Looking at it from the front you’d almost have no idea that there was a row of houses here:
I was fortunate enough to run into the nephew of one of the street’s longest residents, Mr. Roland Swingon. Mr. Swingon is in his 80s and was unfortunately unable to speak at the time I passed by but his nephew, Dave, recounted a couple of cool stories for me. First let me situate you, the street is between S and T behind the Howard theater:

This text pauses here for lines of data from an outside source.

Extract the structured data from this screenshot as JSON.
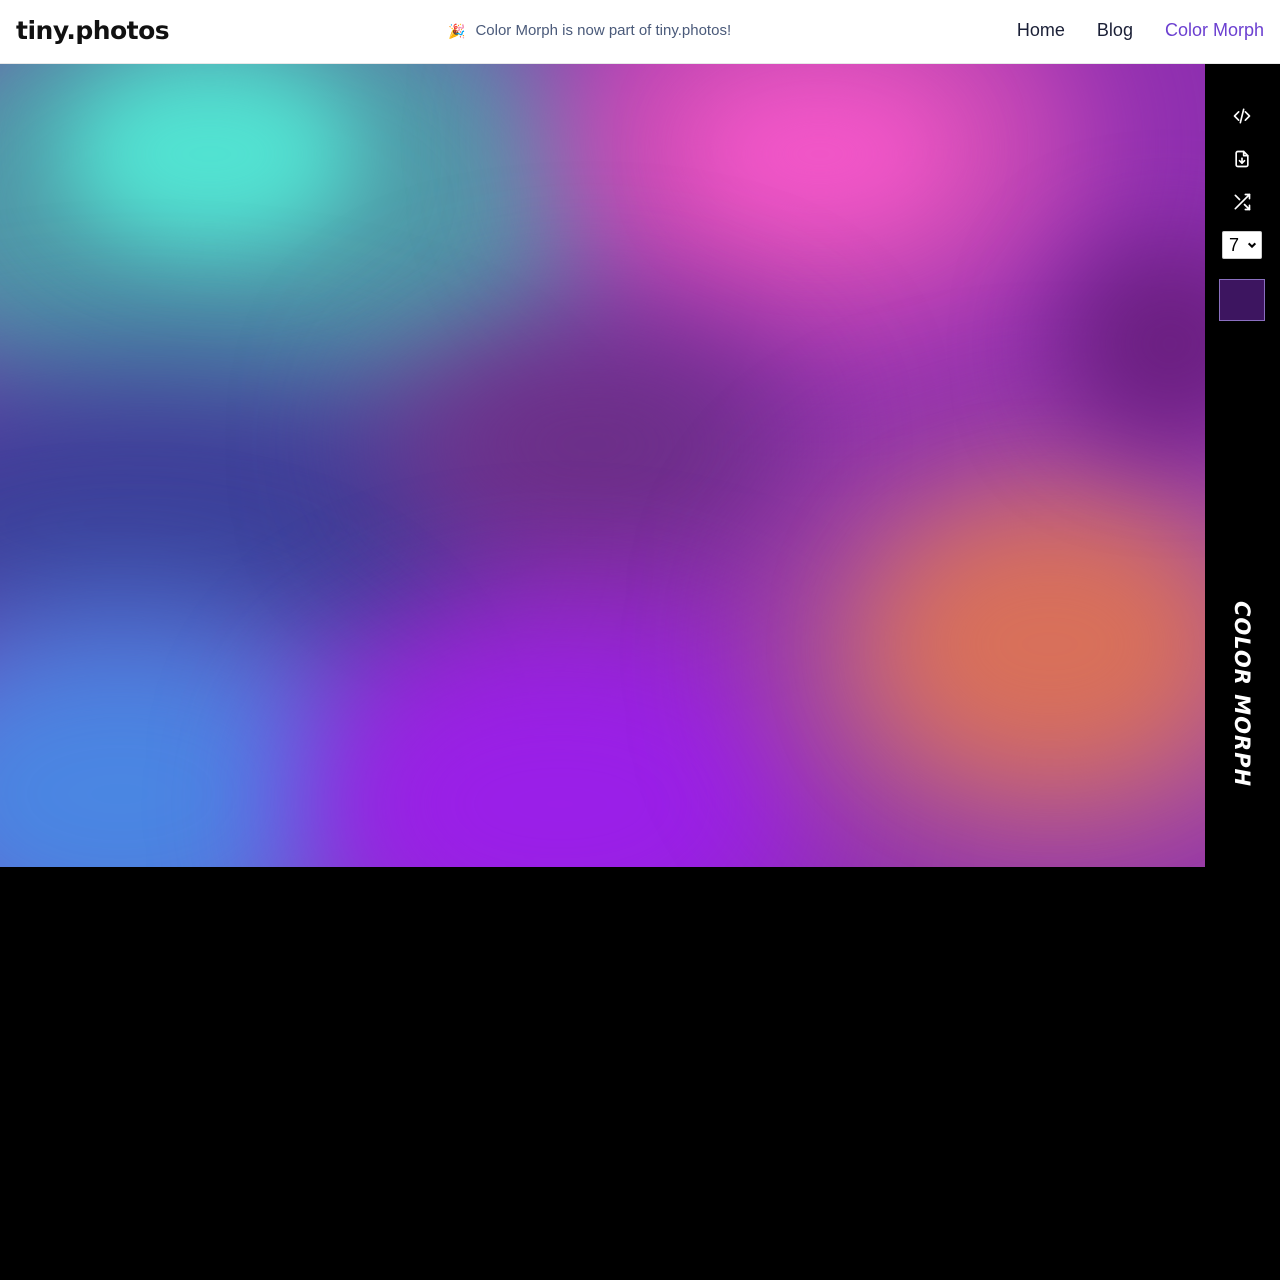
{
  "header": {
    "logo": "tiny.photos",
    "announcement": {
      "icon": "party-popper-icon",
      "emoji": "🎉",
      "text": "Color Morph is now part of tiny.photos!"
    },
    "nav": [
      {
        "label": "Home",
        "active": false
      },
      {
        "label": "Blog",
        "active": false
      },
      {
        "label": "Color Morph",
        "active": true
      }
    ],
    "accent_color": "#6b3fd0"
  },
  "canvas": {
    "colors": [
      "#52e3d2",
      "#f256c8",
      "#4a86e2",
      "#9a1fe8",
      "#d8705a",
      "#3b3f98",
      "#7a2a8a"
    ]
  },
  "toolbar": {
    "tools": [
      {
        "name": "embed-code-icon"
      },
      {
        "name": "download-file-icon"
      },
      {
        "name": "shuffle-icon"
      }
    ],
    "count_select": {
      "value": "7"
    },
    "swatch_color": "#3d1560",
    "brand_label": "COLOR MORPH"
  }
}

Well apparently after the great musicians would play the Howard Theater they would sometimes come to this row of houses for a visit. One time the great blues singer Billie Holliday came to visit Mr. Swingon. Dave told me that when he was growing up the whole area smelled like bread from the nearby Wonder Bread factory (soon to be a recipient of a horse’s ass award…). But before’s Dave time he told me that when Mr. Swingon moved to the block the floors were made of dirt, there used a coal stove, and an ice truck drove and dropped off blocks of ice. I love hearing stories like this. It is wild to imagine the city back then. But truthfully I was most intrigued by Billie Holliday’s visit. One day, I hope to meet Mr. Swingon in person to get the full story of Billie Holliday’s visit.